The saliva strip test is an accurate method to determine blood alcohol concentration in trauma patients

Acad Emerg Med. 2004 Aug;11(8):885-7. doi: 10.1111/j.1553-2712.2004.tb00775.x.


Objectives: To determine the accuracy of alcohol saliva testing (AST) in trauma patients.

Methods: Blood alcohol concentration (BAC) was measured by using both AST (QED A350; STC Technologies, Bethlehem, PA) and blood serum levels in 100 trauma patients admitted to the emergency department of an urban Level 1 trauma center.

Results: All 41 patients who tested positive for BAC on AST (mean [+/-SD]: 167.9 +/- 16.16; range: 20-350 mg/dL) also tested positive on serum determination (mean: 197.6 +/- 13.79; range: 22-446 mg/dL). Correlation between the two positive tests was significant (0.879, p < 0.001). Of the remaining 61 patients, 59 tested negative on both tests, while two patients with BACs of <30 mg/dL tested negative on the AST. For 18 patients with blood in the oropharynx, there was a correlation of 0.976 (p < 0.001, two-tailed) between serum and AST tests.

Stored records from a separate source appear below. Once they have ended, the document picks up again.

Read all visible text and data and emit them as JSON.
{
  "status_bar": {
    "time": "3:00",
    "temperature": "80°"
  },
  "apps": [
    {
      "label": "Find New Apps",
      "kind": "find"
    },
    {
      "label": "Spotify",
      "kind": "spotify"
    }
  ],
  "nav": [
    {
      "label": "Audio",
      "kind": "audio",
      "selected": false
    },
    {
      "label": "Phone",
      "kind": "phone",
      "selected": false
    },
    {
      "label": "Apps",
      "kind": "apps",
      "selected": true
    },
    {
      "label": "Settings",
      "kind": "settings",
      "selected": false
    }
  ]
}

Conclusions: The AST method of measuring BAC in trauma patients is accurate. Blood in the oral cavity did not appear to affect the accuracy of the test.

Publication types

  • Clinical Trial
  • Validation Study

MeSH terms

  • Adolescent
  • Adult
  • Aged
  • Aged, 80 and over
  • Alcohol Drinking / adverse effects
  • Alcohol Drinking / metabolism*
  • Ethanol / analysis*
  • Female
  • Humans
  • Male
  • Middle Aged
  • Predictive Value of Tests
  • Prospective Studies
  • Saliva / chemistry*
  • Substance Abuse Detection / instrumentation*
  • Substance Abuse Detection / methods
  • Wounds and Injuries / etiology
  • Wounds and Injuries / metabolism


  • Ethanol